After the fire at the Notre Dame Cathedral, David Roberts from VOX News, posted on the March for Science Facebook Group)
Watching something that took centuries to develop, something that can never entirely be recreated, disappear in the comparative blink of an eye – that, in slow motion is going to be the dominant feeling of the 21st century. Only instead of buildings: glaciers, forests, species.
I would add that the deaths of tens of millions of people fighting for resources is another likely outcome of unchecked Climate Change.
It is curious what captures the human imagination.
Over $1 billion has been pledged by wealthy donors and corporations to restore Notre Dame. I do not begrudge the emotional connection that many have for this iconic Paris building. I wonder how to focus international imagination on taking steps to avert climate disaster.

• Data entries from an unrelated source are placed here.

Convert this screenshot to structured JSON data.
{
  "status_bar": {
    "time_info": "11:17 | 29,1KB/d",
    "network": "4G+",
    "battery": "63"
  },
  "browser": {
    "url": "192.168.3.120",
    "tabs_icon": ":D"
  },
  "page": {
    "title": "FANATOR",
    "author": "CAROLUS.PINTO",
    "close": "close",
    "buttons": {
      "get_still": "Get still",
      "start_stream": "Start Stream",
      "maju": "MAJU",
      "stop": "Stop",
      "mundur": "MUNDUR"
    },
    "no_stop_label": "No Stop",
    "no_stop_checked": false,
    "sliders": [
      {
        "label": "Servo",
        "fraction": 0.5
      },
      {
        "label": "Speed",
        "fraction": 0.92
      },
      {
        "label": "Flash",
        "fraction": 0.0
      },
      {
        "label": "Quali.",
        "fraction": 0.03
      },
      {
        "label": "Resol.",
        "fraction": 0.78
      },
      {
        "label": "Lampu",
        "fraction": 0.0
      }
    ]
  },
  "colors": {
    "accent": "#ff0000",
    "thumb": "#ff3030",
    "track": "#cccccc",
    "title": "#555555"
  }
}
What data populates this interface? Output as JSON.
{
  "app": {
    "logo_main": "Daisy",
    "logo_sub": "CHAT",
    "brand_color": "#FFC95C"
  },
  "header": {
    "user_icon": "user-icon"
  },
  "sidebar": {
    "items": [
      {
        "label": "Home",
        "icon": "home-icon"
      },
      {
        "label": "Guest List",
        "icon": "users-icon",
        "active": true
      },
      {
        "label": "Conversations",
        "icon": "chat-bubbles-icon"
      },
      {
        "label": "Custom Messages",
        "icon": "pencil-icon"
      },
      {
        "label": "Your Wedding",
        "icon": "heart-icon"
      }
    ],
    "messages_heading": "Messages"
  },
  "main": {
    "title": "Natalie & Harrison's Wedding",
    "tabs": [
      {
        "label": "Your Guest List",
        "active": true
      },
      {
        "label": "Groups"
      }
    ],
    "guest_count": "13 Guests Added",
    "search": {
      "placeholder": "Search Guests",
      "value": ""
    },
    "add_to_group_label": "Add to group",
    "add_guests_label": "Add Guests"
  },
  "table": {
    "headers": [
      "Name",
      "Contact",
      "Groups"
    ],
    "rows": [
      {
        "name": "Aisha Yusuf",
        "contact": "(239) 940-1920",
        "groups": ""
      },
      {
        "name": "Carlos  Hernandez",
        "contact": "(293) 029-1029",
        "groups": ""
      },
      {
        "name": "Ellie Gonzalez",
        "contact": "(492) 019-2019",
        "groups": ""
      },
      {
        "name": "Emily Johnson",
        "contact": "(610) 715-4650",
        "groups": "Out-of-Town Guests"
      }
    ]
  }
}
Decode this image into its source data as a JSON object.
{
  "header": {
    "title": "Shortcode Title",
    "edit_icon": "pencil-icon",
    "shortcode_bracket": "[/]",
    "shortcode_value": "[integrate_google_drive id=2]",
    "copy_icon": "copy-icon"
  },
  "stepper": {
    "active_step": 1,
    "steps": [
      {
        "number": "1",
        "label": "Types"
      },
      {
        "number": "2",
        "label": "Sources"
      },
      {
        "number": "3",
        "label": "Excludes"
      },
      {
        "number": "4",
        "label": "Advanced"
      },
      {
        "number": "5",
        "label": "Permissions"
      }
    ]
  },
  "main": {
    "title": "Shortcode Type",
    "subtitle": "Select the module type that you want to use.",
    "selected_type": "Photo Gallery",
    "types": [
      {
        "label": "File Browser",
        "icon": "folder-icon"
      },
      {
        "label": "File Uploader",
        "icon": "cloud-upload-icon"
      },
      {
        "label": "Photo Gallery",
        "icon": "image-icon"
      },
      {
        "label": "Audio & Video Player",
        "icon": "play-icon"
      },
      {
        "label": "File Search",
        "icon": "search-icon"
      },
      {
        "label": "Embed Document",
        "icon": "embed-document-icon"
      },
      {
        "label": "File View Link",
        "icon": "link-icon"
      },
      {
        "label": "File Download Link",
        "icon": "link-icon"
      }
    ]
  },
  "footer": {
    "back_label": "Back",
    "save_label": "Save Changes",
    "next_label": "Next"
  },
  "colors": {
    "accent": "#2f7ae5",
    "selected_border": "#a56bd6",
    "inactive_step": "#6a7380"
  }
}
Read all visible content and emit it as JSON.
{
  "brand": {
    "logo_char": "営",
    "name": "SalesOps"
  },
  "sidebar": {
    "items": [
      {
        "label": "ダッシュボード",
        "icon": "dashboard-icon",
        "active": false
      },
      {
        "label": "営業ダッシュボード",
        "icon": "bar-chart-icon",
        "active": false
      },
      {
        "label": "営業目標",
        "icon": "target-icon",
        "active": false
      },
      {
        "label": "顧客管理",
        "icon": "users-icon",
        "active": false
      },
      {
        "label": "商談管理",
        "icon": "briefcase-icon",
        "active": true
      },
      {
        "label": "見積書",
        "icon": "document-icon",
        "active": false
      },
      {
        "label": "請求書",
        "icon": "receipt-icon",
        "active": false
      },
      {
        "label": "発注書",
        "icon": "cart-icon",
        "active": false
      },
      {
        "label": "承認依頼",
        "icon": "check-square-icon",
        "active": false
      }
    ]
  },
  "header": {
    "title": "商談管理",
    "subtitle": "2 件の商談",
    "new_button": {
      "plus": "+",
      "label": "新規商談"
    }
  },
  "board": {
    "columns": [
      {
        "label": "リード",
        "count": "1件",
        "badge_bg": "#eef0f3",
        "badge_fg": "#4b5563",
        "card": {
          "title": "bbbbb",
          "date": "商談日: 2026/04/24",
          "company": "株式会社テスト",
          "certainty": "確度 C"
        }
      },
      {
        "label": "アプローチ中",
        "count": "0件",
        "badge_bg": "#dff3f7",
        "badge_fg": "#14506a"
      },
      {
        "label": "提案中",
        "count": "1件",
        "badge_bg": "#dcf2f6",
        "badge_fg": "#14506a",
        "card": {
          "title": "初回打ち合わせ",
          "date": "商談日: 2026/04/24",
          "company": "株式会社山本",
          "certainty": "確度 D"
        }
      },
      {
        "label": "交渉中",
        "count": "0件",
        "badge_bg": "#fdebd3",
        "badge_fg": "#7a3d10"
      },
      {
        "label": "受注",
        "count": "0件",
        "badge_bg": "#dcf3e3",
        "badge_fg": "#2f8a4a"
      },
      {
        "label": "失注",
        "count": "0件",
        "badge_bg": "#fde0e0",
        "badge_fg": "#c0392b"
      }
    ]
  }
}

Teen Swedish climate activist Greta Thunberg commented:
“Yesterday, the whole world witnessed with sadness and despair the fire at Notre-Dame de Paris, but Notre-Dame will be rebuilt,” she said in a speech to the European Parliament in Strasbourg. “I hope it has strong foundations and I hope we have strong foundations, but I’m not so sure.”
“I want to make you panic, I want you to act as if your house was on fire,” she said. “A lot of politicians have told me that panicking does not do any good. I agree, but when your house is on fire and you want to prevent it from collapsing, it is better to panic a little.”
“If your house were falling apart, you would no longer fly around the world in business class,” said the high school student, who came to Strasbourg by train from Stockholm. “You would not organize three emergency summits on Brexit and none on climate change.”
“Well, our house is falling apart and yet nothing is happening. We’ll have to switch to cathedral mode. I ask you to wake up and do what is necessary,” she said.
Cathedrals can be restored and so can the Earth’s climate, but necessary action on Climate Change is proceeding all too slowly.
Yet I do find hope in the words and actions of Greta Thunberg and the movement that she started, “Youth Climate Strike”.
Last month I attended a “Youth Climate Strike” gathering at the Capitol protesting the lack of action to combat Climate Change. This rekindled feelings that change is indeed possible.
About 1,500 youth were there with older folk hovering around the sidelines. The organizers determined that to counteract the lack of women in leadership positions, all of today’s presenters would be women, as are the three leaders of Youth Climate Strike.
It was energizing to hear “Generation Z” articulate many of the problems that face us and how they are interrelated. Here are some of the words that I heard:
Gen Z must confront: Climate Change, Racism, Classism, Colonialism, and Capitalism. Shake the system to the ground. Confront pollution. Eliminate single use plastic. Gen Z will be the first generation to experience the devastating effects of climate change.
Take back the Earth. Take it to the streets. Take it to the polls.
Climate Justice/Climate Action/Right to a livable Planet
Climate Justice, poverty, pollution – all are connected.
Invitations were sent to women in Congress to address the gathering. Ilhan Omar was the only person who showed up. Here are some of her words:
I ran on the Green New Deal. We cannot let fossil fuel CEO’s dictate how we use our planet. We cannot let this administration continue to put corporate interests over taking action to reduce global carbon levels.
I have introduced a Bill to end $20 billion in corporate welfare. This $20 billion will instead end homelessness in this country.
Representative Omar then turned to podium over to her teenage daughter, Isra Hirsi, who is one of the three national leaders of Youth Climate Strike. She spoke about how her climate activism began by joining the Green Club in her high school. She was the only person of color in the group. At first she did not fit in, but she stuck it out and became a national leader.
There were several interesting crowd chants that punctuated breaks in the presentations. My favorite was this call and response:
Solid as a Rock
Rooted as a Tree
We are here
In our rightful place
I was inspired by the dedication and commitment of the people at this event to wok to ward saving the planet and ourselves.
After this gathering, my spirit was lifted and I smiled on my 12-mile bike ride home.
- Randy Best